Monday, June 08, 2009

The Death of Satire, Pt. ∞

With even the porn industry falling on *ahem* hard times, is there no corner of the global economy that isn't suffering? (Aside from the booming Armed & Racist sector, that is.) Well, according to no less a reputable source than TIME Magazine, DJ instructional classes & schools are packed to the gills - with Wall Street refugees and prospectless business school grads.

Sound like the setup to a vaguely familiar joke? That's because the inimitable Ian Svenonius already indelibly linked DJ culture to trade-oriented finance in his typically ingenious essay, "The Mix-Master Race":
The DJ-as-artist echoes the new role of the bourgeois as stockbroker/trader; designator of worth and handler of commodities. With the exportation of industrialism the third world and the new role of the imperialist as loan shark/investor, the grooming of the DJ as high priest/star-artist of the culture is a necessary part of ensuring the culture's aggrandization of the broker and the subsequent denigration of the actual manufacturer.

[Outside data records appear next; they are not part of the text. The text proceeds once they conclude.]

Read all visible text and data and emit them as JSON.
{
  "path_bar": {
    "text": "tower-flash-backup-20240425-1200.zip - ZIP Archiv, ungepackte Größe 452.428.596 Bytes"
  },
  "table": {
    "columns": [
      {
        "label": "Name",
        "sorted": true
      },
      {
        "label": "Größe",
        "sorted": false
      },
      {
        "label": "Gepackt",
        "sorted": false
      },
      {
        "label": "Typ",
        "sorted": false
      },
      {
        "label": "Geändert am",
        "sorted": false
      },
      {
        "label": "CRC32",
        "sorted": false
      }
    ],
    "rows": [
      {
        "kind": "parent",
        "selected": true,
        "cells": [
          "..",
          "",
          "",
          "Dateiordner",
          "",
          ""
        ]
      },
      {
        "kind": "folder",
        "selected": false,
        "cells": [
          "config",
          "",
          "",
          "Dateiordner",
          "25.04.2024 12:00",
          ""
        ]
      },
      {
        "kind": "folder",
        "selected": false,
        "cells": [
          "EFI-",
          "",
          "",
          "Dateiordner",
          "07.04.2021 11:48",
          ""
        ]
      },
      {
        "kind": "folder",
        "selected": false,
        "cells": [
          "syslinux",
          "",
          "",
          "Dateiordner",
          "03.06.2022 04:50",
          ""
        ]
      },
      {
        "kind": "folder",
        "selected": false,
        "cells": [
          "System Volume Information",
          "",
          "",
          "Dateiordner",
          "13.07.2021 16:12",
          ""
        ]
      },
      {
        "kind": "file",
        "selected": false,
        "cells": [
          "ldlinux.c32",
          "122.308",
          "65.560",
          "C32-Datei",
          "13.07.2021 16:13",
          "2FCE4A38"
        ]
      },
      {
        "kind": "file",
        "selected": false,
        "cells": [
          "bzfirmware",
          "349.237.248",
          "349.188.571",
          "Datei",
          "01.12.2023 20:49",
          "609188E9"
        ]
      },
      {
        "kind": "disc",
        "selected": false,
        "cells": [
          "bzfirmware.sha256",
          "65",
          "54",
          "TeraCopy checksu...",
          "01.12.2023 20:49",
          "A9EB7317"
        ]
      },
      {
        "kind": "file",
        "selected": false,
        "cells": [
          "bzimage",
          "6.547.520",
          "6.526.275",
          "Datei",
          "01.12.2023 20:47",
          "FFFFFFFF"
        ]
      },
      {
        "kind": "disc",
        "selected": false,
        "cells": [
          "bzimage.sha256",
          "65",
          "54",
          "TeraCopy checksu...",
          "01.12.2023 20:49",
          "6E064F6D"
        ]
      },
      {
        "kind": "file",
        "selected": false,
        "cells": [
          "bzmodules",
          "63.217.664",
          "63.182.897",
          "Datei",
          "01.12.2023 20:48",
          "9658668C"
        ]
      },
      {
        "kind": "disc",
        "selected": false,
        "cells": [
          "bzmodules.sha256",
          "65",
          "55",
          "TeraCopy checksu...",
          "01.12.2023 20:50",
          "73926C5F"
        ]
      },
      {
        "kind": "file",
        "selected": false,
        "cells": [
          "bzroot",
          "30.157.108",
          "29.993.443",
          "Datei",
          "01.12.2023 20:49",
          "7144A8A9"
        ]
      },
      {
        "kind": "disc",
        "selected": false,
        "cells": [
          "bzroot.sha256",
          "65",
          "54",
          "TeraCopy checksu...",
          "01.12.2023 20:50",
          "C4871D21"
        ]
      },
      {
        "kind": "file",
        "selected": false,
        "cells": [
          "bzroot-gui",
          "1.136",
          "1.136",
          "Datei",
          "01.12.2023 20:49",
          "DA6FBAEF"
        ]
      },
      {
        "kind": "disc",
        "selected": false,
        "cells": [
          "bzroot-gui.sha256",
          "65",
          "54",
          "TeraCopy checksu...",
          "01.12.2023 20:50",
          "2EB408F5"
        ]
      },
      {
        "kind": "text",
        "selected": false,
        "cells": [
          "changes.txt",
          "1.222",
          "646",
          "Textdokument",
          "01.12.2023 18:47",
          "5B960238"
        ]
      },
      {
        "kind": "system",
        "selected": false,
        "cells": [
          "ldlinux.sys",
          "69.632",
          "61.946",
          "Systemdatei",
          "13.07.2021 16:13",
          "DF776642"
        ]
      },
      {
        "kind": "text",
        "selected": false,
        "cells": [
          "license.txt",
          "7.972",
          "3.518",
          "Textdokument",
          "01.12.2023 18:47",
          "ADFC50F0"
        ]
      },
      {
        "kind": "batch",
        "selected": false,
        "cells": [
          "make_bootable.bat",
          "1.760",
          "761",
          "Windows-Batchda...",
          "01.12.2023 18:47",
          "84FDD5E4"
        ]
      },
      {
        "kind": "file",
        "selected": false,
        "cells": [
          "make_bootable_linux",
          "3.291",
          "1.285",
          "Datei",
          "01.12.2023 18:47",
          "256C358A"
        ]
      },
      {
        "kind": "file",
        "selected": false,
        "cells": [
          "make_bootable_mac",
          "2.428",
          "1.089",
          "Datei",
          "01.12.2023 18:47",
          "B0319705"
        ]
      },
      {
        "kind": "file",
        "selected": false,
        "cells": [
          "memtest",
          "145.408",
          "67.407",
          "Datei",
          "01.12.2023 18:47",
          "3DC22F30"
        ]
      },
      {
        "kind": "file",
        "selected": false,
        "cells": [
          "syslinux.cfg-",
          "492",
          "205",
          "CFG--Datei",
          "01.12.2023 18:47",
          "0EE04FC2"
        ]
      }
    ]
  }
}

...The ruling class in the USA no longer produces, but merely moves money through stocks and speculation; they are the designators of worth. The DJ is their star. A preposterous poseur, once an adjunct to wedding parties, he is now exalted, featured in advertisements and lavished with wealth and fame. Like the rulers on Wall Street, he has no actual talent except to play with other people's labor. His talent is his impeccable taste and his ability to turn junk into gold, like his stockbroking masters.
Certainly, the most horrifying thing about the TIME article is the glimpse it offers into the snarled mindset of former Masters of the Universe, boldly underlining Svenonius' link between Wall Street and the wheels of steel. Witness, for example, the driving motivation of one Bay Area DJ:
You can control everyone.
Yowza. If that doesn't sound like the coke-fueled glee of conspiratorial stockbrokers out for a drink after a day working on Canary Wharf, I don't know what does. Even more disturbing, though, are the words of Ms. Koma Gandy. A textbook example of a financial crisis casualty, Gandy is a Harvard undergrad with an MBA from Georgetown University who used to manage hedge funds and now dreams of getting booties moving on the dancefloor. But the Wizard of Oz allusion she makes to describe her fascination with DJ culture could just as easily be used to describe the deluded faith in self-interested voodoo that blew all that hot air up the economy's ass over the past decade:
You go out to this party and the deejay is this mysterious entity behind a wall, where all this magic happened. I've always wanted to see how the magic was constructed.
These are the people who were handling our money: starry-eyed and conceited, overgrown children just desperate to be showered in whatever fairy dust was being blown around the VIP booth. And yet we still wonder exactly how we got into this mess in the first place?

No comments: